So Apparently There’s An Old Derogatory Term For An Unmarried Woman Who Is Older Than 26—And It’s Actually Kind Of Badass

Much like “Nevertheless, she persisted,” when men try and make derogatory terms for women, it can sometimes backfire GLORIOUSLY.

Welcome to life beyond “spinster.”  We know “spinster”: it originally meant a woman who makes clothes, or “spins” at a spinning wheel.  Because women working was frowned upon, it became the word for single women of a certain age.

But little did we know, there’s more!  See, “spinster” only covered women up to age 26.  What happens to her after that?

She becomes a “thornback.”

That is a pretty epic name.

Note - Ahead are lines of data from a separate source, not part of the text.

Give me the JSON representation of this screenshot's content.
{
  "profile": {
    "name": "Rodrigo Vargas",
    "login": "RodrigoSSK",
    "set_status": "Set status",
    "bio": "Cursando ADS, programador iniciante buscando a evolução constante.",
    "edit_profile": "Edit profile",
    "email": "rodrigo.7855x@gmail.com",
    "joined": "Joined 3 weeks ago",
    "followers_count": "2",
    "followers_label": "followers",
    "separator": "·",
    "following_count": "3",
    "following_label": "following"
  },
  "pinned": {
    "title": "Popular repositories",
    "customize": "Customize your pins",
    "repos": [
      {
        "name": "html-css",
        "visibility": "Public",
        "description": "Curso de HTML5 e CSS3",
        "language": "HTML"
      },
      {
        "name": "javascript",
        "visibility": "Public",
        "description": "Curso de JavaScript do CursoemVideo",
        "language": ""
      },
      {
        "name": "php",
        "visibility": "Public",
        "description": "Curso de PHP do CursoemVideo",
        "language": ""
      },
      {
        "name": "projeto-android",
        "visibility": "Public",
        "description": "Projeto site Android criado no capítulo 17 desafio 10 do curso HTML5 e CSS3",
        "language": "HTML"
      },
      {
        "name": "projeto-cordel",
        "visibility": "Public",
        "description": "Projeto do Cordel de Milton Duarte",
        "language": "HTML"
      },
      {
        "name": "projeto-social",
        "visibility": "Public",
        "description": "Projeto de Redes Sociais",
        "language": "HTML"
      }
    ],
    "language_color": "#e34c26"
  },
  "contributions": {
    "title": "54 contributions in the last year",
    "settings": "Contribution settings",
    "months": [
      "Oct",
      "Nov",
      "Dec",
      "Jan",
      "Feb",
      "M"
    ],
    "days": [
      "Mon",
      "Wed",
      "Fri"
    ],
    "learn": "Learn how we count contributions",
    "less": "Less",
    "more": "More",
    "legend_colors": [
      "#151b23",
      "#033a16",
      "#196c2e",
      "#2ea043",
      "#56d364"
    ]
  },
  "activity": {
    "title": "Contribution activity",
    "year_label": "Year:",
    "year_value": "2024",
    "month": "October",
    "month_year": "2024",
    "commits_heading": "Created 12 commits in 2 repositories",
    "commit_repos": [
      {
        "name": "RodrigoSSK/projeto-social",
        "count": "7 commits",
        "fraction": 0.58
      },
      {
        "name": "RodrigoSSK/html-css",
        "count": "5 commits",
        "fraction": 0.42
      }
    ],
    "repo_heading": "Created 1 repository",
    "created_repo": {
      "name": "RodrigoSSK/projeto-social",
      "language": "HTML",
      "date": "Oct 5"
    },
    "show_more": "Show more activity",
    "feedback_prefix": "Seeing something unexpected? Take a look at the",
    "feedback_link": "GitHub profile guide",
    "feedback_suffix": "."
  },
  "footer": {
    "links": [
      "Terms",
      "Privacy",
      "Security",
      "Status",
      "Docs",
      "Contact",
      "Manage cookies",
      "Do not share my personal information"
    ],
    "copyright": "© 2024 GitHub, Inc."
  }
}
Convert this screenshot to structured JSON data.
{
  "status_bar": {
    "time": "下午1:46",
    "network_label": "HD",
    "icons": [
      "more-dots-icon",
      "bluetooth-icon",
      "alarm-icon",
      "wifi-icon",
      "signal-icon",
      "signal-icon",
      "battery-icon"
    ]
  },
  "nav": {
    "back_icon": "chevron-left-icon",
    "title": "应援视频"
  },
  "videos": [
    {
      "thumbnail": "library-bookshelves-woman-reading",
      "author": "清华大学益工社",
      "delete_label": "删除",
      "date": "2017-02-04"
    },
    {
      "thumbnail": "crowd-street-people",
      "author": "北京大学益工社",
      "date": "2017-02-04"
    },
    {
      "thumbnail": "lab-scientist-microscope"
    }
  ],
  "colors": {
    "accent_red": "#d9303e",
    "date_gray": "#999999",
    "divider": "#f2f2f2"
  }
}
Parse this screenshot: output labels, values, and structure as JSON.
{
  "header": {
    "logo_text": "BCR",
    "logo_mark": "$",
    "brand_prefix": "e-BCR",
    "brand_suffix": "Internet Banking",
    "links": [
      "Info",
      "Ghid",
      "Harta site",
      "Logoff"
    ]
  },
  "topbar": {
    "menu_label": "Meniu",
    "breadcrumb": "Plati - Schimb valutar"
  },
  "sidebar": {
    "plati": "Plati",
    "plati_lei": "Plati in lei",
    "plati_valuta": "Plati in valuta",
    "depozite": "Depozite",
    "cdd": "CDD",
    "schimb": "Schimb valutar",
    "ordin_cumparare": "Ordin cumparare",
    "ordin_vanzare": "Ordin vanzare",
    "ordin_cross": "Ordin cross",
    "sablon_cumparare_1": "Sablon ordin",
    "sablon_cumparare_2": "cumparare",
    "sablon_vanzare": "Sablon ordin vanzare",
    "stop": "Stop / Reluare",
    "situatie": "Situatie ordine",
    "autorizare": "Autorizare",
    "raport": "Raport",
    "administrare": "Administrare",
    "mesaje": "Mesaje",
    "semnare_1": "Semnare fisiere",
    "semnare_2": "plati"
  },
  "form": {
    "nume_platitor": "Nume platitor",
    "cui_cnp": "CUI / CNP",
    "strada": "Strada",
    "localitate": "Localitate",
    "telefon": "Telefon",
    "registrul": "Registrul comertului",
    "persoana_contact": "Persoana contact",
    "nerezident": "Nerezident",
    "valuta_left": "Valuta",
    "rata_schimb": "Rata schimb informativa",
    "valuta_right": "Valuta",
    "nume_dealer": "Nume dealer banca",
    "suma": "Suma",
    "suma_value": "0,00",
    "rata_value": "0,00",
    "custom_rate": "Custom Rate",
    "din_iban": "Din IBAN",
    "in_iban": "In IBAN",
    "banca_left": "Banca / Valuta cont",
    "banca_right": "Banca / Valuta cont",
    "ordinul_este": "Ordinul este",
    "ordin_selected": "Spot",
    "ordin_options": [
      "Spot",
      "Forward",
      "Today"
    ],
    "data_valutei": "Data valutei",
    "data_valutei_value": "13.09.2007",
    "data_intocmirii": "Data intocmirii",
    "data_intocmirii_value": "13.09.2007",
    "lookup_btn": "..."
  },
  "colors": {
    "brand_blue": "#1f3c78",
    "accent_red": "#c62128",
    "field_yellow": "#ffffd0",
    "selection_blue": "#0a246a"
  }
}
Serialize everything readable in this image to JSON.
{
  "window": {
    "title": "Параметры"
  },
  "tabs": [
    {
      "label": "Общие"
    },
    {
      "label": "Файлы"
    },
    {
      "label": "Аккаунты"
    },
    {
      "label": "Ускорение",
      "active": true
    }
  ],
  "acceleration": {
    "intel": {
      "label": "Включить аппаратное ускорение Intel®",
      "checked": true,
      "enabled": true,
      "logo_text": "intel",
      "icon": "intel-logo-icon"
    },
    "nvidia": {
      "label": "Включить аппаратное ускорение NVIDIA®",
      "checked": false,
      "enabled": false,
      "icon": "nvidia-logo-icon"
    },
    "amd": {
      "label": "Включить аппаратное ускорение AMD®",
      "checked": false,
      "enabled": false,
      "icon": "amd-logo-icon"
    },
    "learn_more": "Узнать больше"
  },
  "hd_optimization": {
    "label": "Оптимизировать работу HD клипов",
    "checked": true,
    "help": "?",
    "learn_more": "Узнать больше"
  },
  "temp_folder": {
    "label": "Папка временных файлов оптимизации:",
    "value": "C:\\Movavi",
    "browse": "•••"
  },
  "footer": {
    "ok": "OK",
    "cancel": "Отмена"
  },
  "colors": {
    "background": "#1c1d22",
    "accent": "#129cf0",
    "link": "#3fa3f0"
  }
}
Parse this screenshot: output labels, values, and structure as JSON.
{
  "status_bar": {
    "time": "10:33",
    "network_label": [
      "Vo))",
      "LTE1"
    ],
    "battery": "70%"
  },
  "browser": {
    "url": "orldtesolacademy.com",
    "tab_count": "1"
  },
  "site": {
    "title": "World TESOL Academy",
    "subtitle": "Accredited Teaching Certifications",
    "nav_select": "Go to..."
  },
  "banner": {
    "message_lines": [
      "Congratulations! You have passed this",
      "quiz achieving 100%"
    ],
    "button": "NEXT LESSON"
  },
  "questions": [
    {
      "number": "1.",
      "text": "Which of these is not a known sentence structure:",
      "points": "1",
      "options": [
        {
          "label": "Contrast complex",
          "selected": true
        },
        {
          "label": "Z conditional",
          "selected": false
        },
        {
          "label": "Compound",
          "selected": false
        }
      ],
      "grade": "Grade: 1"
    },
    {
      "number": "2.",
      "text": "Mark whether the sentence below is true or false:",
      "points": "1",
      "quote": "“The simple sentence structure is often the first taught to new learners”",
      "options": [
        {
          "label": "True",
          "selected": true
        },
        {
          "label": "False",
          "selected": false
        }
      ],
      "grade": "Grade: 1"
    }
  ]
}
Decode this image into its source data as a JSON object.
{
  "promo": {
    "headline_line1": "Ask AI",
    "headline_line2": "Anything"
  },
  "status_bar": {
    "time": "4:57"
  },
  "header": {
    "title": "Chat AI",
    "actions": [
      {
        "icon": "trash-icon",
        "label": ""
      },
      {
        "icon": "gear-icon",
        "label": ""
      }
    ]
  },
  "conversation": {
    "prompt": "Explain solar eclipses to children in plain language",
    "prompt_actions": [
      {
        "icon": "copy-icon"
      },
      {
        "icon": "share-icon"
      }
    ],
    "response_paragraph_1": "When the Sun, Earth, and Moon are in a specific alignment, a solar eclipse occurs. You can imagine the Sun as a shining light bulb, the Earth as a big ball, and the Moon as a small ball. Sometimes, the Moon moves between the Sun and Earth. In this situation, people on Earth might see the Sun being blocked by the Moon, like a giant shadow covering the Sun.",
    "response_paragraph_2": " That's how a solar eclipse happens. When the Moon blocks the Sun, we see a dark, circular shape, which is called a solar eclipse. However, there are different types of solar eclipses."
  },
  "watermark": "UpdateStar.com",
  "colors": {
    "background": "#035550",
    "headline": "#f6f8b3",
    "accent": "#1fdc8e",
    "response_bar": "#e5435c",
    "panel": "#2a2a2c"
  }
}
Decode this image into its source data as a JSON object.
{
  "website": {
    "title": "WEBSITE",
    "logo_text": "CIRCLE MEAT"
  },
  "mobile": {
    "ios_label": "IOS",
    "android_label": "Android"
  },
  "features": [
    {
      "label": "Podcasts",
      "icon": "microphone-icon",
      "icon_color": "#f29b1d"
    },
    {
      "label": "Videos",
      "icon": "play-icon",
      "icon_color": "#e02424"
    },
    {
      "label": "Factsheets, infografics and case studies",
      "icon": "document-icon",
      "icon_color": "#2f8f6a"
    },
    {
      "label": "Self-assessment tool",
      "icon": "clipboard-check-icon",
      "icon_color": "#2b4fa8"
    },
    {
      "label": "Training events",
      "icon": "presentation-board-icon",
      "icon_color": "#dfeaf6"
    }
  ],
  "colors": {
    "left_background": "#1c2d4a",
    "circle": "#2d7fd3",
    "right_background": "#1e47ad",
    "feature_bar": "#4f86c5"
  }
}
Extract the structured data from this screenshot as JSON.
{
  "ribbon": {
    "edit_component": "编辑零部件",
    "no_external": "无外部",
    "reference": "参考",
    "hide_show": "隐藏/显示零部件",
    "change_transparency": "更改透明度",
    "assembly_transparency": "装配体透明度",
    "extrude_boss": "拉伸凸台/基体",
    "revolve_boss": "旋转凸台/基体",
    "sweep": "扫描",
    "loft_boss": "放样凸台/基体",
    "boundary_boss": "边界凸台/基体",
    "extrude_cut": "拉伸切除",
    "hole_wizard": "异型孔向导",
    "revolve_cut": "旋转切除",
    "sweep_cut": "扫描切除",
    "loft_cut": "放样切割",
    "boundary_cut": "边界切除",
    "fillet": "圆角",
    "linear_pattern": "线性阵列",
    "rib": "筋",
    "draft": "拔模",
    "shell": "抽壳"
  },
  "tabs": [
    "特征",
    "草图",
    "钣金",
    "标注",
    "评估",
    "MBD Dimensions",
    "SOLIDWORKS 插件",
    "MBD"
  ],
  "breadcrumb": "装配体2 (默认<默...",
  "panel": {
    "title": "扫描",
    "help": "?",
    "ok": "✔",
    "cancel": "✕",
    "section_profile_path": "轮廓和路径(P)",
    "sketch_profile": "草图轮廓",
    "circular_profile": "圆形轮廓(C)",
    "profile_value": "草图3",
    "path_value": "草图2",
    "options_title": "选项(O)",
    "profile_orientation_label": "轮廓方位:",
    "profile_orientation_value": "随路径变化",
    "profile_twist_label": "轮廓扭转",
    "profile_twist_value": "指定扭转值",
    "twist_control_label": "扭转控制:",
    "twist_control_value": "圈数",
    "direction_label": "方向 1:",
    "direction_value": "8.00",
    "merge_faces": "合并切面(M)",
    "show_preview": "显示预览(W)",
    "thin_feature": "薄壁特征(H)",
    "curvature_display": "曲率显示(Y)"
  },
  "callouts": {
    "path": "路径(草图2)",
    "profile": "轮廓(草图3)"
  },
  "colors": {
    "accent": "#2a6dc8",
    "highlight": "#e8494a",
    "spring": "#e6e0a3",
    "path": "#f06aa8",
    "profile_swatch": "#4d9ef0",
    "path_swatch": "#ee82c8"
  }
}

It’s no wonder Sophia Benoit of GQ is excited about it.

She tweeted about her plans to use that name forevermore:

And other women began to follow suit.

Everybody is falling in love with “thornback.”

“Thornback,” despite its archaic roots, still exists in English today, but is used to refer to one of three animals:

  1. any of several European rays with many tubercles on the back and a double row of spines on the tail
  2. a large European spider crab (Maja squinado) with a spiny back
  3. a guitarfish (Platyrhinoidis triseriata) with spines on the back, found in the Pacific

We can see how in olden days, being compared to one of these creatures may have been insulting.  But gone are the days where showing a little ankle could intoxicate a man on the street.  Here are the days of women with superpowers.

…such as their incredible thorny backs.

And some people were coming up with names for after Thornback that are just as epic.

Yas, Judi Dench.  Yas.

“Thornback” is literally our anthem.

Okay thornbacks, let’s get in formation.